The quad core is just the GPU. The CPU is still the same dual core 1Ghz.

Basically it's the GPU and display backlight that required the extra battery, both required for the resolution increase.


And LTE Radio if you have it.

Well the heat is also an upgrade.... last I check laptops of 2005 generate more heat than todays laptop... and apple thinks its okay to downgrade convenience well they trust their tards they will buy it and claim its a feature to keep them warm at night.

benalvino said,
Well the heat is also an upgrade.... last I check laptops of 2005 generate more heat than todays laptop... and apple thinks its okay to downgrade convenience well they trust their tards they will buy it and claim its a feature to keep them warm at night.

But then it would've made more sense to release it at the beginning of winter, not at the end.

benalvino said,
Well the heat is also an upgrade.... last I check laptops of 2005 generate more heat than todays laptop... and apple thinks its okay to downgrade convenience well they trust their tards they will buy it and claim its a feature to keep them warm at night.
I think what you meant to say is that Apple researched, discovered, created, and innovated this feature called "heat". Gets yours now! They're selling like hot cakes! ......eh.....get it? "Hot cakes"? Heat? Yeah that's good.
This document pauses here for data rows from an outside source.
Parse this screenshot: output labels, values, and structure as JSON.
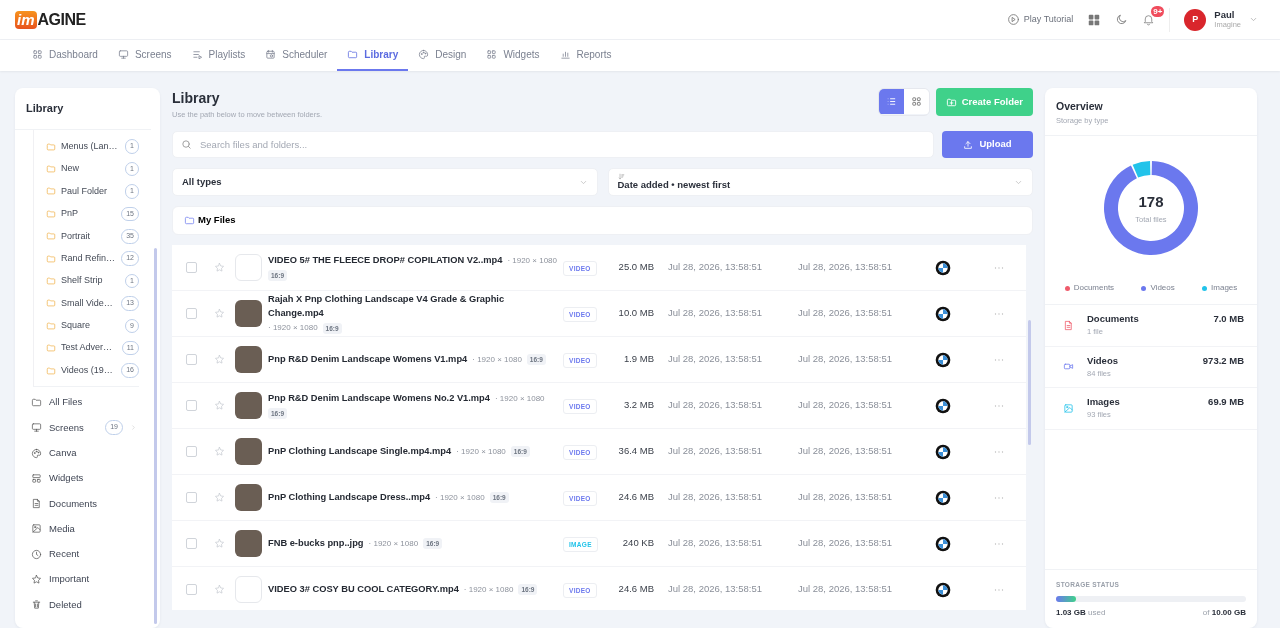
{
  "header": {
    "logo": {
      "mark": "im",
      "word": "AGINE"
    },
    "tutorial": "Play Tutorial",
    "notifications": "9+",
    "user": {
      "initial": "P",
      "name": "Paul",
      "org": "Imagine"
    }
  },
  "nav": [
    {
      "label": "Dashboard",
      "selected": false
    },
    {
      "label": "Screens",
      "selected": false
    },
    {
      "label": "Playlists",
      "selected": false
    },
    {
      "label": "Scheduler",
      "selected": false
    },
    {
      "label": "Library",
      "selected": true
    },
    {
      "label": "Design",
      "selected": false
    },
    {
      "label": "Widgets",
      "selected": false
    },
    {
      "label": "Reports",
      "selected": false
    }
  ],
  "sidebar": {
    "title": "Library",
    "folders": [
      {
        "name": "Menus (Lan…",
        "count": "1"
      },
      {
        "name": "New",
        "count": "1"
      },
      {
        "name": "Paul Folder",
        "count": "1"
      },
      {
        "name": "PnP",
        "count": "15"
      },
      {
        "name": "Portrait",
        "count": "35"
      },
      {
        "name": "Rand Refin…",
        "count": "12"
      },
      {
        "name": "Shelf Strip",
        "count": "1"
      },
      {
        "name": "Small Vide…",
        "count": "13"
      },
      {
        "name": "Square",
        "count": "9"
      },
      {
        "name": "Test Adver…",
        "count": "11"
      },
      {
        "name": "Videos (19…",
        "count": "16"
      }
    ],
    "items": [
      {
        "label": "All Files",
        "expandable": false
      },
      {
        "label": "Screens",
        "count": "19",
        "expandable": true
      },
      {
        "label": "Canva",
        "expandable": false
      },
      {
        "label": "Widgets",
        "expandable": false
      },
      {
        "label": "Documents",
        "expandable": false
      },
      {
        "label": "Media",
        "expandable": false
      },
      {
        "label": "Recent",
        "expandable": false
      },
      {
        "label": "Important",
        "expandable": false
      },
      {
        "label": "Deleted",
        "expandable": false
      }
    ]
  },
  "main": {
    "title": "Library",
    "subtitle": "Use the path below to move between folders.",
    "views": [
      {
        "selected": true
      },
      {
        "selected": false
      }
    ],
    "create_button": "Create Folder",
    "search": {
      "placeholder": "Search files and folders..."
    },
    "upload_button": "Upload",
    "type_filter": "All types",
    "sort": "Date added • newest first",
    "breadcrumb": "My Files",
    "files": [
      {
        "checked": false,
        "name": "VIDEO 5# THE FLEECE DROP# COPILATION V2..mp4",
        "resolution": "· 1920 × 1080",
        "ratio": "16:9",
        "kind": "video",
        "type": "VIDEO",
        "size": "25.0 MB",
        "created": "Jul 28, 2026, 13:58:51",
        "modified": "Jul 28, 2026, 13:58:51"
      },
      {
        "checked": false,
        "name": "Rajah X Pnp Clothing Landscape V4 Grade & Graphic Change.mp4",
        "resolution": "· 1920 × 1080",
        "ratio": "16:9",
        "kind": "video",
        "type": "VIDEO",
        "size": "10.0 MB",
        "created": "Jul 28, 2026, 13:58:51",
        "modified": "Jul 28, 2026, 13:58:51"
      },
      {
        "checked": false,
        "name": "Pnp R&D Denim Landscape Womens V1.mp4",
        "resolution": "· 1920 × 1080",
        "ratio": "16:9",
        "kind": "video",
        "type": "VIDEO",
        "size": "1.9 MB",
        "created": "Jul 28, 2026, 13:58:51",
        "modified": "Jul 28, 2026, 13:58:51"
      },
      {
        "checked": false,
        "name": "Pnp R&D Denim Landscape Womens No.2 V1.mp4",
        "resolution": "· 1920 × 1080",
        "ratio": "16:9",
        "kind": "video",
        "type": "VIDEO",
        "size": "3.2 MB",
        "created": "Jul 28, 2026, 13:58:51",
        "modified": "Jul 28, 2026, 13:58:51"
      },
      {
        "checked": false,
        "name": "PnP Clothing Landscape Single.mp4.mp4",
        "resolution": "· 1920 × 1080",
        "ratio": "16:9",
        "kind": "video",
        "type": "VIDEO",
        "size": "36.4 MB",
        "created": "Jul 28, 2026, 13:58:51",
        "modified": "Jul 28, 2026, 13:58:51"
      },
      {
        "checked": false,
        "name": "PnP Clothing Landscape Dress..mp4",
        "resolution": "· 1920 × 1080",
        "ratio": "16:9",
        "kind": "video",
        "type": "VIDEO",
        "size": "24.6 MB",
        "created": "Jul 28, 2026, 13:58:51",
        "modified": "Jul 28, 2026, 13:58:51"
      },
      {
        "checked": false,
        "name": "FNB e-bucks pnp..jpg",
        "resolution": "· 1920 × 1080",
        "ratio": "16:9",
        "kind": "image",
        "type": "IMAGE",
        "size": "240 KB",
        "created": "Jul 28, 2026, 13:58:51",
        "modified": "Jul 28, 2026, 13:58:51"
      },
      {
        "checked": false,
        "name": "VIDEO 3# COSY BU COOL CATEGORY.mp4",
        "resolution": "· 1920 × 1080",
        "ratio": "16:9",
        "kind": "video",
        "type": "VIDEO",
        "size": "24.6 MB",
        "created": "Jul 28, 2026, 13:58:51",
        "modified": "Jul 28, 2026, 13:58:51"
      }
    ]
  },
  "overview": {
    "title": "Overview",
    "subtitle": "Storage by type",
    "total": "178",
    "total_label": "Total files",
    "chart_data": {
      "type": "donut",
      "categories": [
        "Documents",
        "Videos",
        "Images"
      ],
      "values": [
        null,
        92.67,
        6.66
      ]
    },
    "legend": [
      {
        "color": "#ef5b6b"
      },
      {
        "color": "#6b78ee"
      },
      {
        "color": "#22c3ea"
      }
    ],
    "types": [
      {
        "name": "Documents",
        "files": "1 file",
        "size": "7.0 MB"
      },
      {
        "name": "Videos",
        "files": "84 files",
        "size": "973.2 MB"
      },
      {
        "name": "Images",
        "files": "93 files",
        "size": "69.9 MB"
      }
    ],
    "storage": {
      "label": "STORAGE STATUS",
      "level": 0.103,
      "used": "**1.03 GB** used",
      "total": "of **10.00 GB**"
    }
  }
}
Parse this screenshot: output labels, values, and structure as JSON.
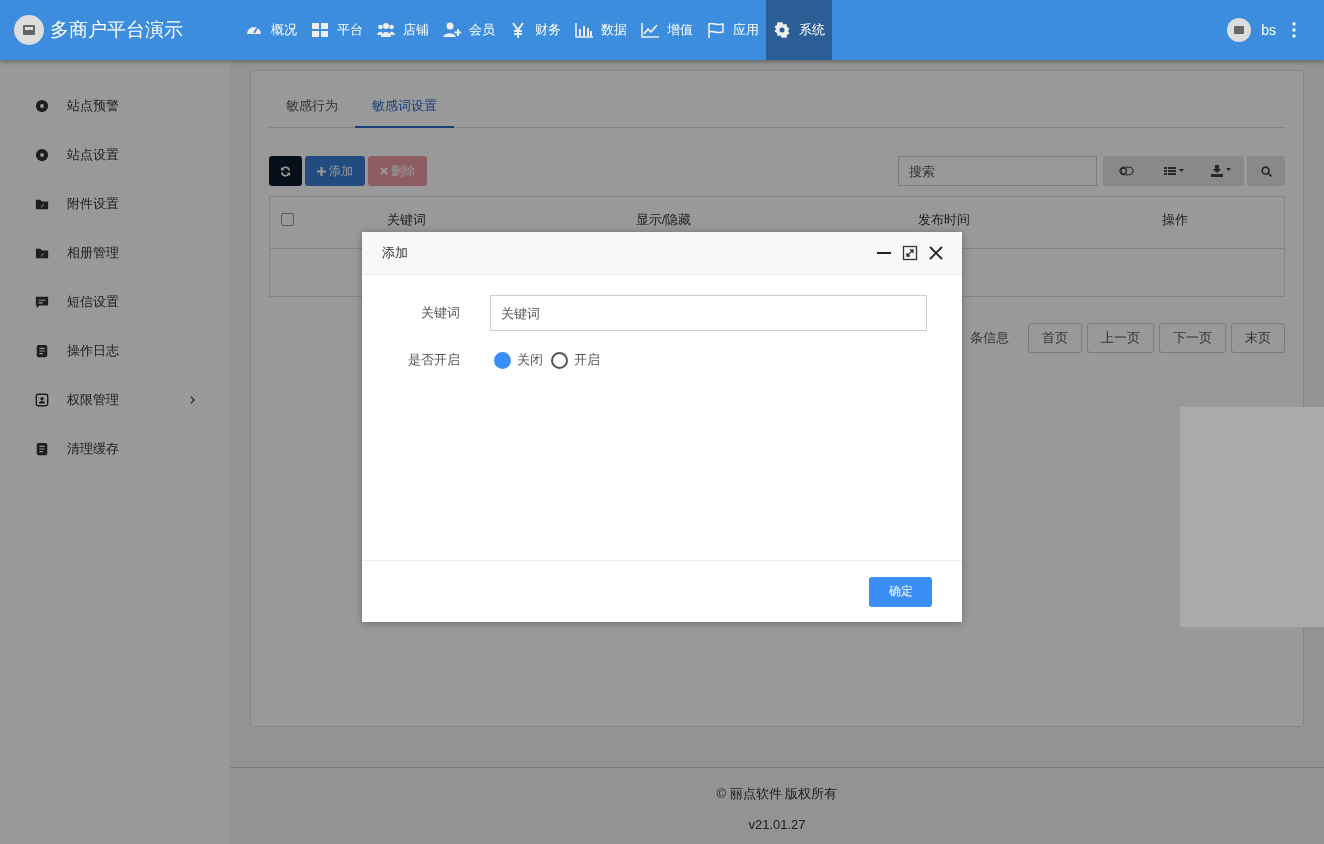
{
  "brand": {
    "title": "多商户平台演示"
  },
  "nav": [
    {
      "label": "概况",
      "selected": false
    },
    {
      "label": "平台",
      "selected": false
    },
    {
      "label": "店铺",
      "selected": false
    },
    {
      "label": "会员",
      "selected": false
    },
    {
      "label": "财务",
      "selected": false
    },
    {
      "label": "数据",
      "selected": false
    },
    {
      "label": "增值",
      "selected": false
    },
    {
      "label": "应用",
      "selected": false
    },
    {
      "label": "系统",
      "selected": true
    }
  ],
  "user": {
    "name": "bs"
  },
  "sidebar": {
    "items": [
      {
        "label": "站点预警",
        "has_submenu": false
      },
      {
        "label": "站点设置",
        "has_submenu": false
      },
      {
        "label": "附件设置",
        "has_submenu": false
      },
      {
        "label": "相册管理",
        "has_submenu": false
      },
      {
        "label": "短信设置",
        "has_submenu": false
      },
      {
        "label": "操作日志",
        "has_submenu": false
      },
      {
        "label": "权限管理",
        "has_submenu": true
      },
      {
        "label": "清理缓存",
        "has_submenu": false
      }
    ]
  },
  "tabs": [
    {
      "label": "敏感行为",
      "selected": false
    },
    {
      "label": "敏感词设置",
      "selected": true
    }
  ],
  "toolbar": {
    "buttons": [
      {
        "kind": "refresh",
        "disabled": false
      },
      {
        "kind": "add",
        "label": "添加",
        "disabled": false
      },
      {
        "kind": "delete",
        "label": "删除",
        "disabled": true
      }
    ],
    "search": {
      "placeholder": "搜索"
    }
  },
  "table": {
    "select_all": {
      "checked": false
    },
    "columns": [
      "关键词",
      "显示/隐藏",
      "发布时间",
      "操作"
    ]
  },
  "pagination": {
    "info": "条信息",
    "buttons": [
      "首页",
      "上一页",
      "下一页",
      "末页"
    ]
  },
  "dialog": {
    "title": "添加",
    "keyword": {
      "label": "关键词",
      "placeholder": "关键词"
    },
    "enabled": {
      "label": "是否开启",
      "options": [
        {
          "label": "关闭",
          "selected": true
        },
        {
          "label": "开启",
          "selected": false
        }
      ]
    },
    "confirm": "确定"
  },
  "footer": {
    "copyright": "© 丽点软件 版权所有",
    "version": "v21.01.27"
  }
}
Matthew_Thepc said,
soo, ummm...does anyone know what their thermal specifications *are*?

Yes, they wait till a few of them catch on fire or explode, then recall.....

rfirth said,
I wonder how hot it gets if you leave it on your bed or in some kind of insulator.
You'd have to be running it too, preferably a CPU intensive game, then I'm sure you'd notice the heat.

I've had no issue with mine.

This is the standard release cycle for an Apple product: People buy the device and 3 days later find something to complain about. These complaints get national attention for 2 days and then we all forget it happened.

bangbang023 said,
I've had no issue with mine.

This is the standard release cycle for an Apple product: People buy the device and 3 days later find something to complain about. These complaints get national attention for 2 days and then we all forget it happened.

Not everything. That little antenna screw up was and is still well known and proven to be an issue. To many people had problems to it just be a few bad devices.

So let me get this straight... "The New iPad runs well within the guidelines that we wrote ourselves".

Good one Apple

Edited by John S., Mar 21 2012, 2:20am :

TCLN Ryster said,
So let me get this straight... "The New iPad runs well within the guidelines that we wrote ourselves".
Good one Apple

The new iPad comes with cold weather protection built in. It's the iHeatingPad!

TCLN Ryster said,
So let me get this straight... "The New iPad runs well within the guidelines that we wrote ourselves".

Good one Apple


Which guidelines should they otherwise use? Google's for their Chromebooks? Asus?

Obviously their specs is designed for their own hardware. As with all hardware companies. No other specifications would be useful. This is just another way of saying that "Your devices aren't endangered or overheating because of this".

TCLN Ryster said,
So let me get this straight... "The New iPad runs well within the guidelines that we wrote ourselves".

Good one Apple


Please do enlighten us: What other thermal specifications do you suggest Apple follows? You can bet they based it on the guidelines Samsung, among other suppliers, gave for their parts. So what you're being told here is that your new iPad won't go up in smoke.

Good one TCLN Ryster...